After we determined the rough outline of our build...
...we start by building the very basic shapes and sections of our house. (brown = foundation/1st floor, pink = 2nd floor #1, blue 2nd floor #2, red = roof)
Note that this is just to get the very basic shapes ironed out as we will add detail and more elaborate shapes later.
With the basic shapes done its time to expand on it a bit more.
This is when we put in the floors, windows, doors and interior walls to section of large empty rooms into more manageable smaller rooms, on top of that we also start adding additional shape (white = additional detail) in the form of dormas, balconies, chimneys etc)
My advice for windows, doors etc is to do them from the inside out instead of from the outside in as otherwise they might not make a lot of sense when you later furnish the room as they might be in awkward positions.
STEP TWO - TEXTURES/COLOURS
"But lily!" I hear you cry "We have build something that looks like a bad children's drawing and not at all like a nice rustic house!"
Hold your horsies friends we are far from done ;) Next up we swap all those weird colours for the actual block palette we want.
For our little house i decided to make the foundation/ground floor out of stone, the upper stories out of light blocks and the roof of course out of "hay"

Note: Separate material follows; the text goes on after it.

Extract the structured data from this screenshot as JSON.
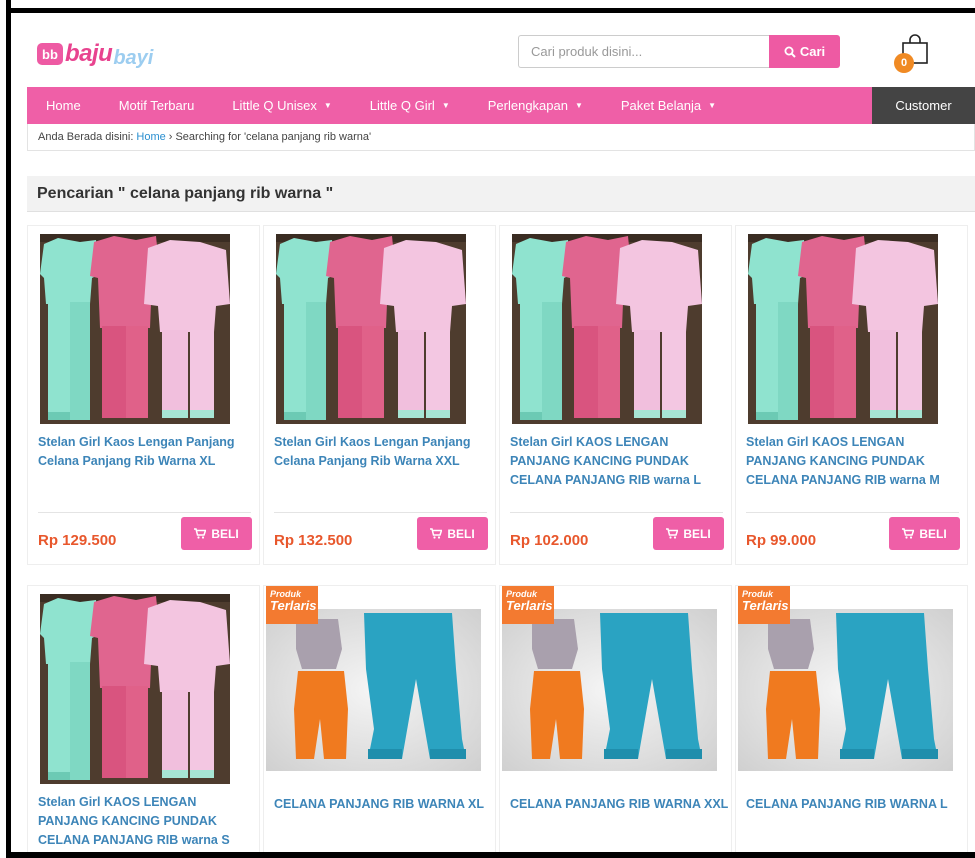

STEP THREE - DETAIL (STAGE 1)
Now that already looks ten times better but not quite right yet. time to diversify the monotony a bit and add the first layer of detail to it.
In our example i chose to break up the monotony of the cobble foundation by mixing it with mossy cobble, andesite and dead coral to give it a more rustic and worn look. For the upper floors i chose to first of all make each section out of a different light block (mushroom stems, smooth sandstone, stripped birch) and then add a framework of darker wood (stripped spruce) to give it that classic rustic tudor style look. Lastly we smoothen the edges with a few colour appropriate (spruce) stairs and slabs and replace those "additional detail markers" with some balconies and overhanging roofs. After we throw in some doors and stained glass windows this step is already done.
STEP FOUR - DETAIL (STAGE 2)
Now our house almost looks like a proper build, almost...
What it is still missing is a second layer of detail that adds stuff like window sills, shutters, balcony rails, flower beds, chimneys (sold separately), little roofs etc...
There is no "rule" for what needs to go where and how much detail is the right amount, some like myself prefer a lot of organic detail and asymmetry, others prefer clean and minimalistic details, in the end it all comes down to personal preference as there is no right and wrong so just do whatever YOU like.
For this build we will simply throw stairs, slabs, fences and trapdoors at the problem until it overflows and gives your super-ocd bff a headache from looking at it ;)
STEP FIVE - SURROUNDINGS / DETAIL (STAGE 3)
There is nothing as sad as a gloriously over-detailed and gorgeous build in a barren landscape.
To remedy this, some extensive purdifying of the surrounding area is in order.
This is even less structured and governed by "rules" than the above step and even more a matter of personal taste so i wont even attempt to explain it.
its a topic that deserves a tutorial of its own... suffice it to say we added some water features, made the ground (coarse dirt, brown concrete powder, podzol, path and stripped spruce) look worn and befitting of a rustic village setting and added some greenery in the form of grass and trees.
And that already concludes this little "tutorial". I hope you found it informative and helpful.
Before you ask about interiors: like landscaping that is a huge topic on its own and cant be easily squeezed into a paragraph and a handful of images...
PS: This was my first attempt of doing a tutorial in a blog formal style and i would appreciate some feedback on how you liked it and if you would enjoy more of these in the future (Discord: Morindil#5078).
As a little extra to showcase how much of a difference a few variations in choices of block palette can make: the same build in a slightly different palette and setting as a fishing house by the sea.